I dedicate this post to my banding buddy Larry who is having a rough grouse season:
Oh dear, I just realized the inadvertent pun in the above sentence. That even hurt me a little.
After the big fat bummer of discovering an empty hive, I went for a walk in Mr. Neil's woods. Non Birding Bill came along with me, I think to try and cheer me up. We heard ruby-crowned kinglets, palm warblers, and yellow-rumps all around us...well, I did, not so sure about NBB. While walking up the trail near the MimiKo and Kelli hives, I spotted a moving lump up ahead in the middle of the trail:
It was a ruffed grouse! We appeared to notice each other at the same time. The sun and clouds kept changing by the minute, so I decided to just concentrate on trying to get a shot in focus. I couldn't believe that the bird stayed on the trail long enough for me to take 6 out of focus shots and one in focus! We've heard grouse drumming near here and Amber and I have found some grouse roosting spots but this is hands down the best look I've ever had at a ruffed grouse in Mr. Neil's woods. Finally, NBB and I were just a little much for the grouse to take, especially with a giant spotting scope lens aimed in its direction during grouse season and it hopped up into a tree:
It was such a cool bird and NBB was even enjoying it--he digs larger birds that are easier to see. He was helpful because I would look into the scope and try to focus and he could keep an eye on the mobile grouse letting me know where to aim. It was interesting, I would look outside the scope and find it, look through the scope and lose it, look out again and just be astonished at how the grouse could disappear in the branches right before my eyes.

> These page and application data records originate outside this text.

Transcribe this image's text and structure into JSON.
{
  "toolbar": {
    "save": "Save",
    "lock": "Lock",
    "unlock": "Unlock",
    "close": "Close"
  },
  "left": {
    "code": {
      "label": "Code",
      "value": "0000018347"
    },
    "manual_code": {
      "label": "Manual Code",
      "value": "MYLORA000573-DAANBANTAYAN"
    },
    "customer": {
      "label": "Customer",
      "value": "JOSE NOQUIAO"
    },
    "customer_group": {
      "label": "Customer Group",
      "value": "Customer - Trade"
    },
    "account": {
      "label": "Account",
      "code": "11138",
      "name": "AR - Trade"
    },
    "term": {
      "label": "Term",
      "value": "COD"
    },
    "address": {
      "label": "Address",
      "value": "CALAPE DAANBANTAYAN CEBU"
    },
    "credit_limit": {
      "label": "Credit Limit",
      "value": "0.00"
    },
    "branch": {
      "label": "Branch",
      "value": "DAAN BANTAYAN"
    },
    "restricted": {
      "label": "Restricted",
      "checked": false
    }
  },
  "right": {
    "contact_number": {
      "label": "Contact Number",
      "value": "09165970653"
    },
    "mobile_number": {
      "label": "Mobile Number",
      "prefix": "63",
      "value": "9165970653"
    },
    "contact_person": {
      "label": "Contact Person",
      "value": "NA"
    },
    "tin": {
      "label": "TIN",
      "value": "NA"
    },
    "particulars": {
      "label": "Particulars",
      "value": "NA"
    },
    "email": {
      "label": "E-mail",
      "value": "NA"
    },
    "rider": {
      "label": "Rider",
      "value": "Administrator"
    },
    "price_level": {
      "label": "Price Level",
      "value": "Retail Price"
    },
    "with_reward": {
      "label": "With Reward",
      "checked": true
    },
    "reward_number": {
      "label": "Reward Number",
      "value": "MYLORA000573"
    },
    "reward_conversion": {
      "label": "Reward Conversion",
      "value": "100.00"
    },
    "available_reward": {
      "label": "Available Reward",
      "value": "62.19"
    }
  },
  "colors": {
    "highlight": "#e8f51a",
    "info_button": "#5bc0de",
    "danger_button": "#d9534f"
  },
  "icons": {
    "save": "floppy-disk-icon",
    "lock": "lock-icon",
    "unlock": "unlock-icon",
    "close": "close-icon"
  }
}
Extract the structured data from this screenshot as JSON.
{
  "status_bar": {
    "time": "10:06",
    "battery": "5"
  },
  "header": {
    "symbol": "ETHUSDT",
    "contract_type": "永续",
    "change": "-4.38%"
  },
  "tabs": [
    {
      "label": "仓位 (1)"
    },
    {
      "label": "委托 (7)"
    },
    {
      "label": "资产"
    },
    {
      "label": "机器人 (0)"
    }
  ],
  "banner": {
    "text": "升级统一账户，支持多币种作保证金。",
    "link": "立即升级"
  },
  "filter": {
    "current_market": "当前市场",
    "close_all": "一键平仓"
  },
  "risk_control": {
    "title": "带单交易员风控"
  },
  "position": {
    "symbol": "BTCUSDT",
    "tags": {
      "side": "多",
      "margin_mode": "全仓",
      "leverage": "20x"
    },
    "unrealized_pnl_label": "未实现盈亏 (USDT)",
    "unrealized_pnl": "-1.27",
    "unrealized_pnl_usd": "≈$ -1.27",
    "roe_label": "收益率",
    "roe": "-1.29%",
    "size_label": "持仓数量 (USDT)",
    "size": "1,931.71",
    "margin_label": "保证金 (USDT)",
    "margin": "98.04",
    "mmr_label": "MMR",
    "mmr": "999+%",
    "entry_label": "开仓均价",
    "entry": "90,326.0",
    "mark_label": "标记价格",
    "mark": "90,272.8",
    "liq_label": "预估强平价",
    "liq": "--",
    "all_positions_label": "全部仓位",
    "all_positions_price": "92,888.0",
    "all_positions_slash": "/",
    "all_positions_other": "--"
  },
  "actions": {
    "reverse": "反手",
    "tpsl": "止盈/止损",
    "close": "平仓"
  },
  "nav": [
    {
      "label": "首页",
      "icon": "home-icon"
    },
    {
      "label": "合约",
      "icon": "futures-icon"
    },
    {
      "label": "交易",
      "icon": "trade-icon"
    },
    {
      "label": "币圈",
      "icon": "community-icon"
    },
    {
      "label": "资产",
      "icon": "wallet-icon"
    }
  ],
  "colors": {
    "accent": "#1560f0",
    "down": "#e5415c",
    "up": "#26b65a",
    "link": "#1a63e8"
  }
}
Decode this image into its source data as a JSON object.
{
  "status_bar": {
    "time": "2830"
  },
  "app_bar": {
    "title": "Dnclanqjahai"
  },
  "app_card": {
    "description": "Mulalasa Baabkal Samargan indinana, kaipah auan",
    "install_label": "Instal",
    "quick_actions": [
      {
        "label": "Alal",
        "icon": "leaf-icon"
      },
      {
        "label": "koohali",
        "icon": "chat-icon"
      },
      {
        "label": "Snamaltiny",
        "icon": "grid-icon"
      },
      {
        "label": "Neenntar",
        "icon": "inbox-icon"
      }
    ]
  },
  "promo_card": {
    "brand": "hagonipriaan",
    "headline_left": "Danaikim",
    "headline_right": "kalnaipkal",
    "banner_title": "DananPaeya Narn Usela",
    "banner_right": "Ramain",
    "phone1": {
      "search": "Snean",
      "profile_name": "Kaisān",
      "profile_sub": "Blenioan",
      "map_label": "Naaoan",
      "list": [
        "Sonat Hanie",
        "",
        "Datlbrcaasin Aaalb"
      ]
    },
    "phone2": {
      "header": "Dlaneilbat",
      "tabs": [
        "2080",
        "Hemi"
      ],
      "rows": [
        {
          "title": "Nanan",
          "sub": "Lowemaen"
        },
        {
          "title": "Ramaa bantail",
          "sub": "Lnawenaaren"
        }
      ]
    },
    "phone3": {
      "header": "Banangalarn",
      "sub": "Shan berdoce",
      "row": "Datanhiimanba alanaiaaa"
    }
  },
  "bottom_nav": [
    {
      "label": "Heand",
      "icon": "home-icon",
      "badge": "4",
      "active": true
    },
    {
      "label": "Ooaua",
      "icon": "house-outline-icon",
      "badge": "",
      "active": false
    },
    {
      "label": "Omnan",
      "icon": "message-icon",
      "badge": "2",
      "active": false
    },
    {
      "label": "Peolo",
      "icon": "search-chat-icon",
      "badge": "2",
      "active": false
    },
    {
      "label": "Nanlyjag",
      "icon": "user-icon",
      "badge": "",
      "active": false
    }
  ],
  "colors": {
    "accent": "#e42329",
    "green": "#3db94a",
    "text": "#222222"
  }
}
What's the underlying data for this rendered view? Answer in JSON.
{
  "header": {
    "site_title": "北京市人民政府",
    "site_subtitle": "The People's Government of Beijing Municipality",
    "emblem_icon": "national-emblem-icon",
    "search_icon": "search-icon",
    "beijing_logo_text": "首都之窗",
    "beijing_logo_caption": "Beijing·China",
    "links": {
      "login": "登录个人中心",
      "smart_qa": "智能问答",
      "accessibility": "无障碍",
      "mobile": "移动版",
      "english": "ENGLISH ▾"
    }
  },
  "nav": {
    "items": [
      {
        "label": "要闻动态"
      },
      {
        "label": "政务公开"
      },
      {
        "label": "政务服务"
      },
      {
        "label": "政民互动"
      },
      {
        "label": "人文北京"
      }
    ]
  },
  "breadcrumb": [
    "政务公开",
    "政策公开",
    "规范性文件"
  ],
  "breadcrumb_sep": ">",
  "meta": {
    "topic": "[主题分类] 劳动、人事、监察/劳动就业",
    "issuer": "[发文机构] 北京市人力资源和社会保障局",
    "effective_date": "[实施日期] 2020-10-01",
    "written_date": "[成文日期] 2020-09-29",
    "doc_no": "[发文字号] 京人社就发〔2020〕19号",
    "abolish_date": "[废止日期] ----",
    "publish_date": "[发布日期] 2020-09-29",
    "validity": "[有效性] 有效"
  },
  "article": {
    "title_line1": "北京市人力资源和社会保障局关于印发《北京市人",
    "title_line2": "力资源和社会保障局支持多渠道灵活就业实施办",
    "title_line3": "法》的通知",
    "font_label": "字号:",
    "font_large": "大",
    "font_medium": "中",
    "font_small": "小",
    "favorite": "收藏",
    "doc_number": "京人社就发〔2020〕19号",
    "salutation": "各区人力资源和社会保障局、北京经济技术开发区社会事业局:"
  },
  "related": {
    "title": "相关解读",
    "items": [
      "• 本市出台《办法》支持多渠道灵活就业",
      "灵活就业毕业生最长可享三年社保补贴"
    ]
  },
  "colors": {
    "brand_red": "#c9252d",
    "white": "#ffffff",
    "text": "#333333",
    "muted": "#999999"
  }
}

Ruffed grouse like mixed-deciduous forest. That is certainly here, there are oaks and old pines for cover and aspens for good. I wonder if we could plant more? I also wonder if we could create an idea grouse drumming area. This way, I could set up one of my motion sensitive cameras to get shots and video of it. Larry has told me what to look for in a grouse drumming spot and I've seen it, but what are the characteristics that a grouse sees that I may need?
Anyway, the grouse was a good cleanse for me. And after some thinking, no matter what the outcome of the hive (still hoping that burning is not an option) I have had a silver lining. I've been laboring through the first draft of the bee book--people say it's a good idea, but I personally was not clear in what my message in writing the book was: a more in depth version of the bee blog posts? As I've been writing it, the tone has been getting weird and a bit schmaltzy. I was worried that my beekeeping book was becoming a Lifetime Movie event: My Beehive Of Hope. I figured I just needed the draft out and would rework it from there.
But last night, I was thinking about all the things that have gone wrong with the beekeeping. And one of the many things NBB said in an effort to cheer my mood, "You know, I admire your tenacity. When you want something and you try it or pitch it and then it doesn't work, you go back to it from a different angle until you can get what you want."
Mistakes. Tenacity. Mistakes. Tenacity. Mistakes.
And then it hit me around a little before midnight. Panic At The Beehive: My Many Beekeeping Mistakes. A new outline fell into place, mistakes, lessons learned and something that is truly in my voice and not a Lifetime Movie event.
Big sigh of relief.